Claims inflation has been flagged as one of the key challenges facing the re/insurance industry in the near-term by many analysts recently.
But Willis Re, the reinsurance broking division of Willis Towers Watson, has reported that inflation trends have not changed significantly so far this year, and noted that the gap between headline rate increases and loss cost inflation “remains significant.”
These comments on inflation formed part of Willis Re’s recent ‘Global (re)insurance’ report, which led on the theme that Q1 trends were generally favourable, driven by positive pricing momentum.
The report, which tracked 17 of the largest re/insurers with commercial lines or reinsurance operations, found that most firm achieved meaningful premium growth in Q1 2021, with rate momentum in reinsurance and commercial lines trumping any residual COVID-19 volume pressure.
But while a number of (re)insurers reported improved ex-cat accident year combined ratios, due to favourable pricing conditions, the Texas winter storm dented several headline combined ratios.
Although there was some slowing in rate for certain lines of business and geographies over the first three months of this year, management teams remain confident that reinsurance and commercial insurance pricing would remain favourable for the remainder of 2021 and into 2022.
Possibly the most telling take-away from the Q1 results season, according to Willis Re, is that consensus earnings estimates nudged up slightly, with rate momentum, premium growth and the investment yield outlook all contributing to the slightly more positive outlook.
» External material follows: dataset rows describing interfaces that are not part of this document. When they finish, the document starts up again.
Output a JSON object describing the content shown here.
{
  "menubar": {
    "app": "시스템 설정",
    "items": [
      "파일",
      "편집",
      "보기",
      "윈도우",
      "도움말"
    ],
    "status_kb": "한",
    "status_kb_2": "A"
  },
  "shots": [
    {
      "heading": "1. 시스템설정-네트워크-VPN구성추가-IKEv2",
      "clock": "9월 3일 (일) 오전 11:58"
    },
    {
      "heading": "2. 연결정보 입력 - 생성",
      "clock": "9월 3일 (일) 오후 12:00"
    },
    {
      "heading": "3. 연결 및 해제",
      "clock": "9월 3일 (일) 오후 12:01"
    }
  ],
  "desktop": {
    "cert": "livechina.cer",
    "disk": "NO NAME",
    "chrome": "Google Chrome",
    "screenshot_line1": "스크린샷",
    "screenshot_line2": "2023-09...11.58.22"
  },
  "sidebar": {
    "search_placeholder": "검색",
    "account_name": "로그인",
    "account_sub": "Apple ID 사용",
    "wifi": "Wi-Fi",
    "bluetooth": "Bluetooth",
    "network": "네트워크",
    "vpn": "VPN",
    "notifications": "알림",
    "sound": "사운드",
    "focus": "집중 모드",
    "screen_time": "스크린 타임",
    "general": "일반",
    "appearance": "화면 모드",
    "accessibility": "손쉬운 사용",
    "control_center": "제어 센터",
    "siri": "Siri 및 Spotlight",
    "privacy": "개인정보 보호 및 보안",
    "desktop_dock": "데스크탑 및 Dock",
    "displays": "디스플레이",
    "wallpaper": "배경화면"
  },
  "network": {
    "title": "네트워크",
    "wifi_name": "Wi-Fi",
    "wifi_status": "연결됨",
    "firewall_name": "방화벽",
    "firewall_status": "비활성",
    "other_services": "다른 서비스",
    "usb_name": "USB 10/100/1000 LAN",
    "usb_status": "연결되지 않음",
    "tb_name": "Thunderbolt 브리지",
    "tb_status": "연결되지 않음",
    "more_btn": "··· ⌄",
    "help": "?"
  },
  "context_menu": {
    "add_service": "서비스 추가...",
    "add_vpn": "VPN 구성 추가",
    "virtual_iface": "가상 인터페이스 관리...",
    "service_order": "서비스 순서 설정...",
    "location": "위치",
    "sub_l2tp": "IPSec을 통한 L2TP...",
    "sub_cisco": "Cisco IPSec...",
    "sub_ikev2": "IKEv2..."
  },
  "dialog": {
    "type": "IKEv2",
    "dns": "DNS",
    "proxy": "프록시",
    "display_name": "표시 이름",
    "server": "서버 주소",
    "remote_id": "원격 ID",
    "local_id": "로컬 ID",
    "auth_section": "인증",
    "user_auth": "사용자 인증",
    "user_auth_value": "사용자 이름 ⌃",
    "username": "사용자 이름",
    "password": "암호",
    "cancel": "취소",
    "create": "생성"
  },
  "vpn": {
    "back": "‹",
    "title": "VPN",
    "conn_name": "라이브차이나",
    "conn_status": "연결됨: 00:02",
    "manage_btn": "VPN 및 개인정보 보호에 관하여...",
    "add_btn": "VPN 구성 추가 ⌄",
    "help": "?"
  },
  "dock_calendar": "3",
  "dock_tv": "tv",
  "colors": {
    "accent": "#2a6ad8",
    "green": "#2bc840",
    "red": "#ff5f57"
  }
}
Consensus 2022 earnings estimates increased by an average of 1%, as the US and ‘Rest of World’ region saw consistent small increases.
However, it was more of a mixed bag for the Europeans and reinsurers, with currency headwinds dampening forecasts for companies in these categories.
With this in mind, Willis Re did not feel that management should be overly cautious about the issue of claims inflation, which it said was further eased by low claim frequency due to COVID for those companies with meaningful personal lines activities, and by the buffer of historically conservative reserving approaches.
And while inflation should certainly be considered a threat to the non-life business model, analysts also noted that a material uptick in inflation should also be accompanied by a normalisation in interest rates.